The senator who chairs the Virginia commission that oversees major economic development incentives predicts lawmakers will support both the $70 million incentive package announced recently for Micron and one for Amazon.com, should the Seattle company select the commonwealth for its second headquarters.
State Sen. Frank Ruff, R-Mecklenberg, called both incentive packages “particularly large” but said they are structured in a way that will earn lawmaker approval.
“Each one is a multiyear package, so you’re not talking about all the dollars up front,” he told me in an interview. “We structured them so that the taxpayers are protected in a situation where they don’t live up to the commitment.”
Ruff chairs the Major Employment and Investment Project Approval Commission, comprised of both executive branch and legislative leaders who vet incentive packages for businesses considering expansions or relocations in the state. Any proposal to lure Apple and its East Coast headquarters to Virginia would also go before the commission.
Ruff said the commission has already signed off on an undisclosed incentive package for Amazon that, like the $70 million package offered for Micron Technology’s $3 billion expansion in Manassas, would require legislation by the General Assembly. The e-commerce giant is considering Northern Virginia for its $5 billion second headquarters, expected to eventually reach 8 million square feet and 50,000 jobs.
State Sen. Jeremy McPike, D-Dale City, echoed Ruff, saying he too believes there will be legislative support for both incentive packages.

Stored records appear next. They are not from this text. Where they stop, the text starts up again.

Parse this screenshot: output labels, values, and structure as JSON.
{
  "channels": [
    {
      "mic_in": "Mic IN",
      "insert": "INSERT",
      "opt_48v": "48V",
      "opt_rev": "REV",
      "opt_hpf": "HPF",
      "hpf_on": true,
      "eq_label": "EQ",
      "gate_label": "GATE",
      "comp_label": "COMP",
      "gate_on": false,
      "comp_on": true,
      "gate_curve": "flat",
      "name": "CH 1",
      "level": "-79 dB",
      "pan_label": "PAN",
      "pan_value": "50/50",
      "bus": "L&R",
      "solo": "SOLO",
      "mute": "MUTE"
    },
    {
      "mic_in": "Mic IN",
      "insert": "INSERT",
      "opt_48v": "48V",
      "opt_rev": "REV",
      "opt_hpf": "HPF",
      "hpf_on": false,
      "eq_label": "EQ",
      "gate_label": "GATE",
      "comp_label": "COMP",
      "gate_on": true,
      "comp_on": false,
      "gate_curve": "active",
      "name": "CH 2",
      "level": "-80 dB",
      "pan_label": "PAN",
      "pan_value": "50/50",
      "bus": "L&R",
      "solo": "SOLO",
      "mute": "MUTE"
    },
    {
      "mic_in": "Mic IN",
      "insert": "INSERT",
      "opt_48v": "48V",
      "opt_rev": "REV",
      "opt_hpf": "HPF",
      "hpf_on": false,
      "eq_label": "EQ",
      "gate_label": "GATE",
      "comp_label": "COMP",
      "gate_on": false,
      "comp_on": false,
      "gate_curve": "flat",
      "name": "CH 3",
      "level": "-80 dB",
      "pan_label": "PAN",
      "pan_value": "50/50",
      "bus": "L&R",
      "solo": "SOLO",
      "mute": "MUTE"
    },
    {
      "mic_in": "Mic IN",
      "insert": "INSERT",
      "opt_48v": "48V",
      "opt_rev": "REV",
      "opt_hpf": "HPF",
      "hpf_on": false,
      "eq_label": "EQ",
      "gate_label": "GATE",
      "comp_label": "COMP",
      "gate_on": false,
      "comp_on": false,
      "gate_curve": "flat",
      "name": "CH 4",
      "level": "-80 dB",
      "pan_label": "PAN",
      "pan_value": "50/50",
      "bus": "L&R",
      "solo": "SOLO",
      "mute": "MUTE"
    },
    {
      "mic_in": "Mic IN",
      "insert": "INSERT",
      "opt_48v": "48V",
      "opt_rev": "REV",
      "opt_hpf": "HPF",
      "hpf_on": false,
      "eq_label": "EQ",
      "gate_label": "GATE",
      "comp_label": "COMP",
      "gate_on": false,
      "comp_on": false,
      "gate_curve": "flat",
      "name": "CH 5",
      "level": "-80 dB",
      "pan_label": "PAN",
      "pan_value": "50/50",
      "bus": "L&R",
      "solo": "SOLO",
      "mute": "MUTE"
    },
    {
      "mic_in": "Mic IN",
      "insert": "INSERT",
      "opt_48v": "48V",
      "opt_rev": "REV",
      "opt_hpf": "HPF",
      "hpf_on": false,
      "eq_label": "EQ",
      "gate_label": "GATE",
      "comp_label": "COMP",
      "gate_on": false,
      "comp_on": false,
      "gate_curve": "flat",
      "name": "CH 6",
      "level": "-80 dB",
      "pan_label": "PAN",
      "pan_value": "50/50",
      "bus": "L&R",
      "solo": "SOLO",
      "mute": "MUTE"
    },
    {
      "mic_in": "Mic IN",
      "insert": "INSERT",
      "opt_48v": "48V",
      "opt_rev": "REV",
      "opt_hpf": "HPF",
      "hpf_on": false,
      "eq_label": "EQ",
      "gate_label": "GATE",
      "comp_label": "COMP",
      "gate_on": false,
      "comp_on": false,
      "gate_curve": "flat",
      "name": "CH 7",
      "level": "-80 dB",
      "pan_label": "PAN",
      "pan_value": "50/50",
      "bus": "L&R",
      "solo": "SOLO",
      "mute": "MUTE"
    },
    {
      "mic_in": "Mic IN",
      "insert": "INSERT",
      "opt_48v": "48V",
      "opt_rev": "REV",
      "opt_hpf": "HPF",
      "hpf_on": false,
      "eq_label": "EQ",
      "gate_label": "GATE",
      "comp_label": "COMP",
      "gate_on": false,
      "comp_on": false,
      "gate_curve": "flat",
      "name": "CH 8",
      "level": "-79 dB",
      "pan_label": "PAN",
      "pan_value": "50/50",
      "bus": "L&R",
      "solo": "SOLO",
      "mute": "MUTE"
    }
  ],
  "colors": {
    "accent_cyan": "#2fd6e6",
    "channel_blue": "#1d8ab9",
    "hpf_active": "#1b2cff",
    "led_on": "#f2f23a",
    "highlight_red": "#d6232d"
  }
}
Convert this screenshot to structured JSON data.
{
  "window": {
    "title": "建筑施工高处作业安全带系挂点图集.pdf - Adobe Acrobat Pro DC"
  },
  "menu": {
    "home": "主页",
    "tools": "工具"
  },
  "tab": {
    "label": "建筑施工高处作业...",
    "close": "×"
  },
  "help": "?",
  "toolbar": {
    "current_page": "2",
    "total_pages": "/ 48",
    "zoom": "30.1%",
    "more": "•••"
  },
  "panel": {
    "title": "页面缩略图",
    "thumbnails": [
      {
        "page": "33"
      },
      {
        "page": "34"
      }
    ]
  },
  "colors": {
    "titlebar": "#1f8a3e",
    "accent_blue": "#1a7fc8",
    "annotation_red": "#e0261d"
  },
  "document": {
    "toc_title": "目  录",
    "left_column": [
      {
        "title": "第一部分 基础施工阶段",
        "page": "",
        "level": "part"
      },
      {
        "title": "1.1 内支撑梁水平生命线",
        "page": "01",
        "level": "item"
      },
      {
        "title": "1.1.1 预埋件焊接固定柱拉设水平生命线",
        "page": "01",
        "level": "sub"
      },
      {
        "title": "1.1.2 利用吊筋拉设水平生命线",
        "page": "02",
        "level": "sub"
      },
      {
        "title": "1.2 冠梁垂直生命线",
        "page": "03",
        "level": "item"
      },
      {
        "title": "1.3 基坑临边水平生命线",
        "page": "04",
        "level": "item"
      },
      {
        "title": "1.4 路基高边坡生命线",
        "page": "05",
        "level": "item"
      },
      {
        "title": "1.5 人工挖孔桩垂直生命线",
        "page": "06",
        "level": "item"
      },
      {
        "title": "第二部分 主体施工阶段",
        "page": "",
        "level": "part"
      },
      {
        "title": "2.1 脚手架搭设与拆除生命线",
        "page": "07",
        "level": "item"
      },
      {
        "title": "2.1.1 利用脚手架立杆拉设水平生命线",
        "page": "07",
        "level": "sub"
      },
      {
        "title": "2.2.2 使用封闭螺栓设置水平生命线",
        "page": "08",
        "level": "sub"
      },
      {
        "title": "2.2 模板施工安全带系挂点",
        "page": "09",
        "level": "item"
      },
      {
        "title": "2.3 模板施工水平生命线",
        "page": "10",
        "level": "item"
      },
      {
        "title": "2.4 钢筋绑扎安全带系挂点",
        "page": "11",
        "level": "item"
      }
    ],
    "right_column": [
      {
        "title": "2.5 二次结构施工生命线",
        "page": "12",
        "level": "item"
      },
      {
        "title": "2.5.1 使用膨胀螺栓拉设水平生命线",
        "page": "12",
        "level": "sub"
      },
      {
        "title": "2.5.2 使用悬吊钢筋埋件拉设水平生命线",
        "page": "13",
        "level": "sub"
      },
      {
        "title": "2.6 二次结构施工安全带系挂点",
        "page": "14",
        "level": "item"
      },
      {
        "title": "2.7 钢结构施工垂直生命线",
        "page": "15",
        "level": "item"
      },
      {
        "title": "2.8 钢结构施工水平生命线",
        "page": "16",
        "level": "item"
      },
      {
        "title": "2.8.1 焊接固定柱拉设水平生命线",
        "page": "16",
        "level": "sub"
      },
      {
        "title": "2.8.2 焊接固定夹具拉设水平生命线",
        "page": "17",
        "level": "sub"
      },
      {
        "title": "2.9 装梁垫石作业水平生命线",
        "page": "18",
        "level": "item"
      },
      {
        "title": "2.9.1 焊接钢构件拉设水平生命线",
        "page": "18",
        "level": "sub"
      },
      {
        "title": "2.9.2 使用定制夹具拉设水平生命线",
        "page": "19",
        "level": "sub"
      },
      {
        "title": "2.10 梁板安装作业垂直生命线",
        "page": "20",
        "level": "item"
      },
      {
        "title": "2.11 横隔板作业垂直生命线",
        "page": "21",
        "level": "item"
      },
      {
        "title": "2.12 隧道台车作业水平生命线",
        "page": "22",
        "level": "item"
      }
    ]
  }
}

He told me that the MEI Commission’s endorsement of a grant for Micron’s 1,100-employee expansion is a “very strong indicator from the General Assembly’s standpoint, in terms of looking at and reviewing the deal, making sure the numbers work for Virginia.”
“I think it would send the wrong message if we were to make this commitment and for the General Assembly to not fund and follow through on this commitment,” he said.
Virginia Speaker of the House Kirk Cox did not return a message seeking comment.
Read the full story (subscription required)›
Copyright Washington Business Journal, reprinted with permission